Eye Health Center

Glaucoma, Alzheimer's Disease Linked

Scientists Spot the Same Protein in Both Diseases; Finding May Inspire New Glaucoma Treatments
Font Size
A
A
A
By
WebMD Health News
Reviewed by Louise Chang, MD

Aug. 6, 2007 -- Scientists today announced that Alzheimer's disease and glaucoma share a risky protein called amyloid beta.

Targeting amyloid beta with Alzheimer's drugs may help treat glaucoma, according to the researchers, who work in the U.K. and elsewhere in Europe.

Amyloid beta is a key ingredient of the brain plaque seen in Alzheimer's patients. Amyloid beta is also associated with glaucoma, new research shows.
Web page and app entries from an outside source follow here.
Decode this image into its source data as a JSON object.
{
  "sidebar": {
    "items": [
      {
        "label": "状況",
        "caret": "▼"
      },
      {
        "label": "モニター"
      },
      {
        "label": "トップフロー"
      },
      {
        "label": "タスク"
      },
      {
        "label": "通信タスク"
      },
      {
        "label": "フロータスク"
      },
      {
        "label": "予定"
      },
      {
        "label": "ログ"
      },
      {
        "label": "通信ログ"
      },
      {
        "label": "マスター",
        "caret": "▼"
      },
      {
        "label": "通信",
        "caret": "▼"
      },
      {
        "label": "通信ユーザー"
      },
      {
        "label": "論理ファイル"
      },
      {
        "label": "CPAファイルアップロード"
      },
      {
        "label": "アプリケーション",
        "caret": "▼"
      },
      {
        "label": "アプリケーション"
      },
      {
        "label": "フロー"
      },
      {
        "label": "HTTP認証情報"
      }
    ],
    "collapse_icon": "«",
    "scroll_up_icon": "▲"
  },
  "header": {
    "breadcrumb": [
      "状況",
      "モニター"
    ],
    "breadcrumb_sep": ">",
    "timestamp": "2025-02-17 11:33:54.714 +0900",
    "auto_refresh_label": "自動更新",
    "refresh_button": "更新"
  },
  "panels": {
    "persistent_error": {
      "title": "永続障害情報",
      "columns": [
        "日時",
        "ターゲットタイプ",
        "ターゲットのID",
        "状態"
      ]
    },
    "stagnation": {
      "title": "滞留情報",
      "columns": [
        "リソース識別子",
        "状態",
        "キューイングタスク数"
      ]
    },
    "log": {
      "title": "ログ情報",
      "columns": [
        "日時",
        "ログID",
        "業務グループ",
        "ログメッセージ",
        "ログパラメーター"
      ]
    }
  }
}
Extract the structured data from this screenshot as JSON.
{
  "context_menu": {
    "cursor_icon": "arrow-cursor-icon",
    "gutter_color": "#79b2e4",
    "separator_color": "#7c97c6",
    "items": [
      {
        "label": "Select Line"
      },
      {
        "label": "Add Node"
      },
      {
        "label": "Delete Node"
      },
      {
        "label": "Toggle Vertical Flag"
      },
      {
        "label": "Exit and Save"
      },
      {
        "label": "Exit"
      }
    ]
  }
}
The findings come from M. Francesca Cordeiro, MRCP, PhD, and colleagues.

Cordeiro works at the Glaucoma and Retinal Degeneration Research Group at University College London's Institute of Ophthalmology. Her MRCP degree means she's a doctor who's a member of the U.K.'s Royal College of Physicians.

Glaucoma is a leading cause of blindness. Cordeiro's team studied glaucoma in rats, not people.

Due to glaucoma, the rats lost nerve cells in their eyes that transfer visual information from the eye to the brain, the researchers report. As that happened, amyloid beta built up in the area where those nerve cells had been.

To try to thwart that process, the scientists targeted amyloid beta with various types of drugs. That strategy reduced the number of nerve cells in the rats' eyes that died. The researchers got the best results when they gave the rats three types of drugs at once, instead of just one drug.

"We have shown that amyloid beta could be a particularly suitable target for therapeutic intervention in the eye" to help protect those nerve cells that glaucoma ravages, write Cordeiro and colleagues. Further research is needed to see if that approach will work in people.

In a news release, Cordeiro notes that "this doesn't mean that everyone with Alzheimer's will develop glaucoma or vice versa."

The findings appear in this week's early online edition of the journal Proceedings of the National Academy of Sciences.

Today on WebMD

Woman holding tissue to reddened eye
Learn about causes, symptoms, and treatments.
eye
Simple annoyance or the sign of a problem?
 
red eyes
Symptoms, triggers, and treatments.
blue eye with contact lens
Tips for wearing and caring.
 
Understanding Stye
Article
human eye
Article
 
eye
Video
eye exam timing
Video
 
vision test
Tool
is vision correction surgery for you
Article
 
high tech contacts
Article
eye drop
Article
 

Special Sections